I should begin by stating that I am in favor of any proposal that provides free higher education at public colleges and universities. In fact, I am in favor of any proposal that reduces the cost to students without compromising the quality of instruction.
I think that the president’s proposal will help community colleges because their funding has generally been hurt in two waves: first by the loss of federal stimulus dollars in 2011 and then by the introduction of performance-based funding in many states.
Completion rates for associates degrees are generally lower than those for baccalaureate degrees, and that reality should not surprise anyone who gives it any thought. Many students enrolling at community colleges are seeking technical training due to volatility in the job market, and so their reason for enrolling may disappear with some change in the job market. Moreover, many of those students have issues with academic preparedness for any level of postsecondary education.
Most performance funding also does not take into account many of the types of education that community colleges provide—various types of training that do not lead to associate degrees or even certificates.
So, on the whole, I think that both students and community colleges will largely benefit from the President’s proposal because it does link the maintenance of a decent GPA to the federal funding.
My major concern about the proposal is that it does not seem to make a distinction between technical and pre-baccalaureate programs. In effect, I have the same concerns here as I do with proposals for allowing community colleges to offer baccalaureate programs.
A quarter of a century ago, when I was entering the academic job market, we were advised to consider full-time positions at community colleges because of the contraction in the number of positions available at universities. But that boom in full-time hiring at community colleges was very short-lived. Today, the proportion of full-time to part-time or adjunct faculty at most community colleges is very lopsided to the part-time side. On average in my state, full-time faculty account for 15% to 25% of the total faculty at community colleges. In addition to teaching more courses and courses with higher class sizes than full-time faculty at universities, those full-time faculty are typically responsible for directing or coordinating programs—that is, for supervising all of the adjunct faculty teaching in those programs.
In short, they are already grossly over-worked, and I don’t see how adding many more pre-baccalaureate courses and sections of courses, never mind two full years of baccalaureate courses, is tenable.
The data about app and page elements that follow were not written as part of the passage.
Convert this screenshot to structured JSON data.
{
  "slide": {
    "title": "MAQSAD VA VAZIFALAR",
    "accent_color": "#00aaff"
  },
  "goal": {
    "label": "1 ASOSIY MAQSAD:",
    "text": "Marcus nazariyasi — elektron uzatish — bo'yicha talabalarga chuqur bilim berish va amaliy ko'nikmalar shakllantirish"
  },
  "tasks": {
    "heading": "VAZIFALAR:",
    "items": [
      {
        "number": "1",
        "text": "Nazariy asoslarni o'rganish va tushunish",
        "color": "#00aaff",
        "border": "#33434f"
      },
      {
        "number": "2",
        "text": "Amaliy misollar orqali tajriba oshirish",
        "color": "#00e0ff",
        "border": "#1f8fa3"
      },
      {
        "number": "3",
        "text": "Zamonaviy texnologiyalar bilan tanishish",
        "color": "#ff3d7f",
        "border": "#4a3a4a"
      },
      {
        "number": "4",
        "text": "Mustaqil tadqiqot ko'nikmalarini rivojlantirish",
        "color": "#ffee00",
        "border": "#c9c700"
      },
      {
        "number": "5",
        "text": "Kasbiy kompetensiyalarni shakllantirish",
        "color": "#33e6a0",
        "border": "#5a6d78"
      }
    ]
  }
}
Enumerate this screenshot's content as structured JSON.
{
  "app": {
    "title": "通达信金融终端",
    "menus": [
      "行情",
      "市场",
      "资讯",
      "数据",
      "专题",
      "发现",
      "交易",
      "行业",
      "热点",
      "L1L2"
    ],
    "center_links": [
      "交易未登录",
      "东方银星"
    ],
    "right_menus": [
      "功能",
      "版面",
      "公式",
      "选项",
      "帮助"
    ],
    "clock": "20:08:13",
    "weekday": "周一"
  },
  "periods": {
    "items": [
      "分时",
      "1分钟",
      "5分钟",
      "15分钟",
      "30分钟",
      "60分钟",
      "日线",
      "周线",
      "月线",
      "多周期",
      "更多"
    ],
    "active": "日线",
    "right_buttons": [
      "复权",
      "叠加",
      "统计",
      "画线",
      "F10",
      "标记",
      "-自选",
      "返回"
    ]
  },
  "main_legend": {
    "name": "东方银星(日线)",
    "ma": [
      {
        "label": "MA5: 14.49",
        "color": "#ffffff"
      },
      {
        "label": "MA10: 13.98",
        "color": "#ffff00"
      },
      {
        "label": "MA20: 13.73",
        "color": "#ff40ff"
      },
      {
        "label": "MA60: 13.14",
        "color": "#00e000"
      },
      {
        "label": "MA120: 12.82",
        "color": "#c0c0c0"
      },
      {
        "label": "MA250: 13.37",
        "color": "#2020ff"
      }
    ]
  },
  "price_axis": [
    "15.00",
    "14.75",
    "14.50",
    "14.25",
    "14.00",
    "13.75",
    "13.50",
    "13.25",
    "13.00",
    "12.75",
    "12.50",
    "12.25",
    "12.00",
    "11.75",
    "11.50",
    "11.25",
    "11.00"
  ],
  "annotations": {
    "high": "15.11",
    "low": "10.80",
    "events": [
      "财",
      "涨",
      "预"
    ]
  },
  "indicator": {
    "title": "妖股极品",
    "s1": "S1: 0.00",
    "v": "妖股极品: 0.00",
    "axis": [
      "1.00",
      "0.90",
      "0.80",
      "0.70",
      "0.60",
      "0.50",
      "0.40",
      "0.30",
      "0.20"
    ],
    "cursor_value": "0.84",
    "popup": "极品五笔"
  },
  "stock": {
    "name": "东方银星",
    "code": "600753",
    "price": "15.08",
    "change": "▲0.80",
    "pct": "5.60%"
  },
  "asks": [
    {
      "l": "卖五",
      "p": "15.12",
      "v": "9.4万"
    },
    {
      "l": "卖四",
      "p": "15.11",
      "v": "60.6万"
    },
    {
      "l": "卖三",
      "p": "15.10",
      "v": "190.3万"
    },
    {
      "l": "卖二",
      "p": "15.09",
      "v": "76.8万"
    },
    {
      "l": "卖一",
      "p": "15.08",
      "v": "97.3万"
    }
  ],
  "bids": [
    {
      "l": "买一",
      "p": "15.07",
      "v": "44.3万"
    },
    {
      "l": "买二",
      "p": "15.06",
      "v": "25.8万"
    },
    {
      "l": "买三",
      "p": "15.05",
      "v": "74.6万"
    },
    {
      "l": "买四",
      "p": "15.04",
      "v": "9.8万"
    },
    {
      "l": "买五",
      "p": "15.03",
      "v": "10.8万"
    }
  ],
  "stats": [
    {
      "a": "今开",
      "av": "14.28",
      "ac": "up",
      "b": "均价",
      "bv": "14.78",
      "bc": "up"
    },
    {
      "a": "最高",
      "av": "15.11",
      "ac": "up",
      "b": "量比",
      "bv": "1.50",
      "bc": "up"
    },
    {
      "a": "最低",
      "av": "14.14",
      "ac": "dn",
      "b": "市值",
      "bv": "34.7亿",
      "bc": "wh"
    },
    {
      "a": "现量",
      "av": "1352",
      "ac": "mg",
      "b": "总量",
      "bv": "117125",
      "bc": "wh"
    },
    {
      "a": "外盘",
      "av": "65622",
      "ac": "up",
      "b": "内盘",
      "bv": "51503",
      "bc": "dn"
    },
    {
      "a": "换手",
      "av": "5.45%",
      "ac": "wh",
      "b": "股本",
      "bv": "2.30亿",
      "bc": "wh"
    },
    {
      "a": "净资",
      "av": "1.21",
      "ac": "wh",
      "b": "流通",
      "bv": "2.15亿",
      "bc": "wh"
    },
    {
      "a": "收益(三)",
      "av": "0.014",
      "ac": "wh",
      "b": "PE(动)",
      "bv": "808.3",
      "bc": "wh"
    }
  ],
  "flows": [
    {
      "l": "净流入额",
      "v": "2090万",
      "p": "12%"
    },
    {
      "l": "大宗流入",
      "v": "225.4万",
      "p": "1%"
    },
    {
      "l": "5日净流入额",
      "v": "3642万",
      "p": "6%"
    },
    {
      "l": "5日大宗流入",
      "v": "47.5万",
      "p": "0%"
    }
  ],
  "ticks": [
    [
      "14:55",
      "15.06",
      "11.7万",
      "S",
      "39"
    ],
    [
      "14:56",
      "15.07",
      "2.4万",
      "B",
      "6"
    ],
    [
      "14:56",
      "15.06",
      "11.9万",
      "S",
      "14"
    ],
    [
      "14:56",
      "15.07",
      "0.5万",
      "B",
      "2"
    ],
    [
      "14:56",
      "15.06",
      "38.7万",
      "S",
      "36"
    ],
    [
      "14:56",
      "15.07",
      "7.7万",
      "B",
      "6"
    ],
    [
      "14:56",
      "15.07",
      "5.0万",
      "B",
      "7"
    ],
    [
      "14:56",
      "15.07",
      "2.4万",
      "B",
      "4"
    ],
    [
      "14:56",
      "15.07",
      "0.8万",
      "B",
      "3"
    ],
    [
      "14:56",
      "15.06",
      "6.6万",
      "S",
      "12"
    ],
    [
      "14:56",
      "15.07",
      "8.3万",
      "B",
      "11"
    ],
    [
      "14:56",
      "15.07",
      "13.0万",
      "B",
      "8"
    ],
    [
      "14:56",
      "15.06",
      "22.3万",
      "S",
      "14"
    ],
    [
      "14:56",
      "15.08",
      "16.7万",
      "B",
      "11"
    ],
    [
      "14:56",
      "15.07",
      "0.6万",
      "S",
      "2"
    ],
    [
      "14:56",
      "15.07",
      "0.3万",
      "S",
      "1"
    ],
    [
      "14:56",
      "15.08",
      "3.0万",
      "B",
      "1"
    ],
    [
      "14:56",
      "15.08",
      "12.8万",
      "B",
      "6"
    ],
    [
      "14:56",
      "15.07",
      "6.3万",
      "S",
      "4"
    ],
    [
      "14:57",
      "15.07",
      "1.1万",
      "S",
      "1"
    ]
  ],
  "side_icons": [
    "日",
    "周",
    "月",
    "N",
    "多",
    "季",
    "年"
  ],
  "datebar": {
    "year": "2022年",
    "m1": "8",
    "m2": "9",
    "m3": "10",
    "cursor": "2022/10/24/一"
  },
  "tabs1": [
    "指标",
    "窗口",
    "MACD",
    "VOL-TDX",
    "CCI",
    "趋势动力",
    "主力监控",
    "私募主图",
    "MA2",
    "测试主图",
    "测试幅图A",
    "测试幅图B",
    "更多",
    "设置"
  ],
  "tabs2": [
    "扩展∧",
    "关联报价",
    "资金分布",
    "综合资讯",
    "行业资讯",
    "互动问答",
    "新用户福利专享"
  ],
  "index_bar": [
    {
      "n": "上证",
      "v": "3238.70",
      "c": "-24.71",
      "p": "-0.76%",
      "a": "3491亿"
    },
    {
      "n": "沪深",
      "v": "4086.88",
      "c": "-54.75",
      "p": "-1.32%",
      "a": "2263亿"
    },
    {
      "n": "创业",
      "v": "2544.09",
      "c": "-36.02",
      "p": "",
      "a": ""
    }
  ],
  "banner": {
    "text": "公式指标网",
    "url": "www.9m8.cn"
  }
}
So, to be very clear, I am not saying that most community-college faculty or adjunct faculty are not qualified to teach pre-baccalaureate or baccalaureate-level courses. In fact, I know that many community-college faculty and many adjunct faculty have Ph.D.’s, have substantial professional experience inside and outside of academia, and are excellent teachers.
What I am saying is that I don’t see how substantially increasing the enrollment of pre-baccalaureate students at community colleges will do anything but increase the demands on those faculty who are already the most over-extended, the most over-worked, and the least compensated for their work. I worry that the enrollment increases that will almost certainly result from the President’s proposal will simply amplify the exploitation of faculty who deserve full-time positions or who deserve full-time positions with much more reasonable workloads.
So, unless there are financial incentives or requirements for community colleges to hire many more full-time faculty, I don’t see how the quality of instruction for pre-baccalaureate students is not going to suffer and then be reflected in lower completion rates as those students transfer into universities.
As I have argued in other posts, increased completion rates are meaningful only if the same standards, if the same quality of instruction, is maintained.
I suspect that what may work better for students in technical programs may turn out to be inadequate for pre-baccalaureate students.
And since this proposal from the President is an almost singular effort against the long, ongoing trend of making students bear more and more of the cost of post-secondary education, I think that it is extremely important that it succeed—that it be thought out carefully so that some successes are not lost in the inevitable, politicized attention to some salient failures.
And if baccalaureate completion rates fall, those numbers will almost certainly outweigh any increases in the numbers of associates degrees being awarded.